Photo of Coit Tower from the parking lot.
After driving around Golden Gate Bridge, we headed to Coit Tower.
The tower, in the city’s Pioneer Park, was built in 1933 using Lillie Hitchcock Coit’s bequest to beautify the city of San Francisco; at her death in 1929 Coit left one-third of her estate to the city for civic beautification. –Wikipedia
After living a year and a half in San Francisco, this was the first time I saw this landmark. While the parking lot of Coit Tower isn’t that scenic, the history is pretty interesting. I’m sure if you can go to top of the tower, the view is probably spectacular… perhaps that’s something I’ll have to do another day.

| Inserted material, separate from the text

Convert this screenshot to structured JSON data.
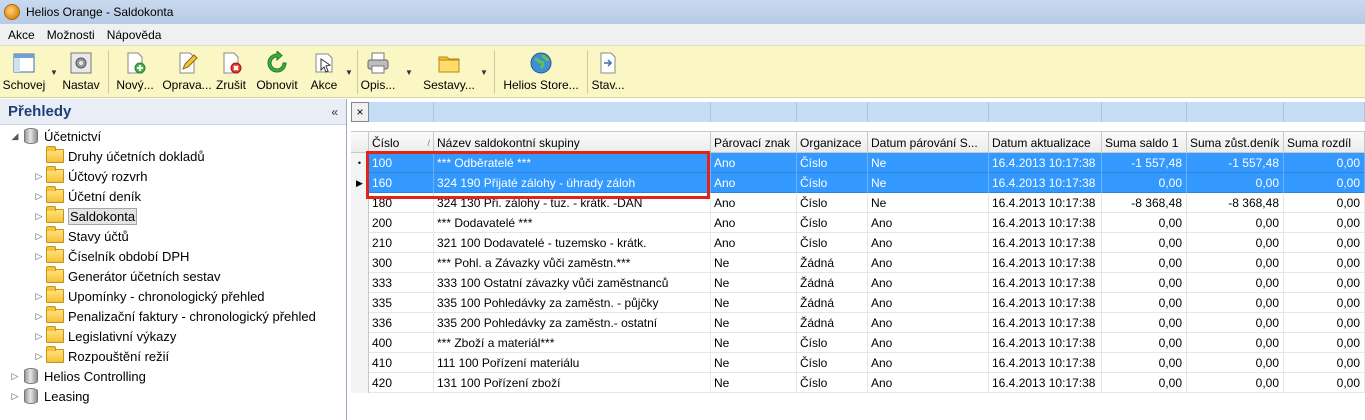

Statue of Christopher Columbus, in front of Coit Tower.
Coit Tower was paid for with money left by Lillie Hitchcock Coit, a wealthy socialite who loved to chase fires in the early days of the city’s history. Before December 1866, there was no city fire department, and fires in the city, which broke out regularly in the wooden buildings, were extinguished by several volunteer fire companies.
I didn’t have a chance to go up the tower, but it was nice to quickly scope out the base and learn a little about the significance the tower.
View from the base of Coit Tower, facing the Golden Gate Bridge.
Lillie Coit was one of the more eccentric characters in the history of North Beach and Telegraph Hill, smoking cigars and wearing trousers long before it was socially acceptable for women to do so. She was an avid gambler and often dressed like a man in order to gamble in the males-only establishments that dotted North Beach.
The round about at Cost Tower, with little to no parking.
I’ll probably have to come back here at night—I’m sure the lighting is probably way more interesting.